● **TASK OBJECTIVE**: Every line below that includes the word "Nation" needs to be copied.

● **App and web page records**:
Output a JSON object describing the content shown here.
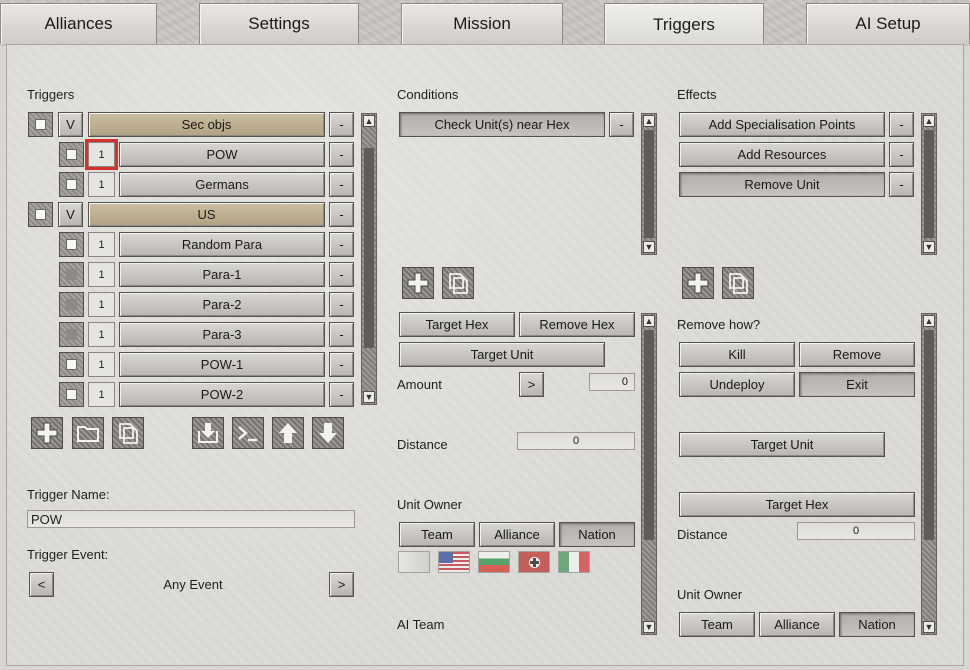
{
  "tabs": [
    "Alliances",
    "Settings",
    "Mission",
    "Triggers",
    "AI Setup"
  ],
  "active_tab": "Triggers",
  "triggers": {
    "heading": "Triggers",
    "rows": [
      {
        "type": "group",
        "label": "Sec objs",
        "v": "V",
        "remove": "-"
      },
      {
        "type": "item",
        "label": "POW",
        "count": "1",
        "remove": "-"
      },
      {
        "type": "item",
        "label": "Germans",
        "count": "1",
        "remove": "-"
      },
      {
        "type": "group",
        "label": "US",
        "v": "V",
        "remove": "-"
      },
      {
        "type": "item",
        "label": "Random Para",
        "count": "1",
        "remove": "-"
      },
      {
        "type": "item",
        "label": "Para-1",
        "count": "1",
        "remove": "-"
      },
      {
        "type": "item",
        "label": "Para-2",
        "count": "1",
        "remove": "-"
      },
      {
        "type": "item",
        "label": "Para-3",
        "count": "1",
        "remove": "-"
      },
      {
        "type": "item",
        "label": "POW-1",
        "count": "1",
        "remove": "-"
      },
      {
        "type": "item",
        "label": "POW-2",
        "count": "1",
        "remove": "-"
      }
    ],
    "toolbar_icons": [
      "plus-icon",
      "folder-icon",
      "copy-icon",
      "import-icon",
      "console-icon",
      "arrow-up-icon",
      "arrow-down-icon"
    ],
    "name_label": "Trigger Name:",
    "name_value": "POW",
    "event_label": "Trigger Event:",
    "event_value": "Any Event",
    "event_prev": "<",
    "event_next": ">"
  },
  "conditions": {
    "heading": "Conditions",
    "items": [
      {
        "label": "Check Unit(s) near Hex",
        "remove": "-"
      }
    ],
    "target_hex": "Target Hex",
    "remove_hex": "Remove Hex",
    "target_unit": "Target Unit",
    "amount_label": "Amount",
    "amount_arrow": ">",
    "amount_value": "0",
    "distance_label": "Distance",
    "distance_value": "0",
    "unit_owner_label": "Unit Owner",
    "owner_options": [
      "Team",
      "Alliance",
      "Nation"
    ],
    "owner_selected": "Nation",
    "flags": [
      "flag-neutral-icon",
      "flag-usa-icon",
      "flag-bulgaria-icon",
      "flag-germany-icon",
      "flag-italy-icon"
    ],
    "ai_team_label": "AI Team"
  },
  "effects": {
    "heading": "Effects",
    "items": [
      {
        "label": "Add Specialisation Points",
        "remove": "-"
      },
      {
        "label": "Add Resources",
        "remove": "-"
      },
      {
        "label": "Remove Unit",
        "remove": "-"
      }
    ],
    "remove_how_label": "Remove how?",
    "remove_options": [
      "Kill",
      "Remove",
      "Undeploy",
      "Exit"
    ],
    "remove_selected": "Exit",
    "target_unit": "Target Unit",
    "target_hex": "Target Hex",
    "distance_label": "Distance",
    "distance_value": "0",
    "unit_owner_label": "Unit Owner",
    "owner_options": [
      "Team",
      "Alliance",
      "Nation"
    ],
    "owner_selected": "Nation"
  },
  "colors": {
    "highlight": "#d8312c",
    "group_row": "#b7a989",
    "panel": "#dcdad6"
  }
}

● **REPLY**:
      "Nation"
    "owner_selected": "Nation",
      "Nation"
    "owner_selected": "Nation"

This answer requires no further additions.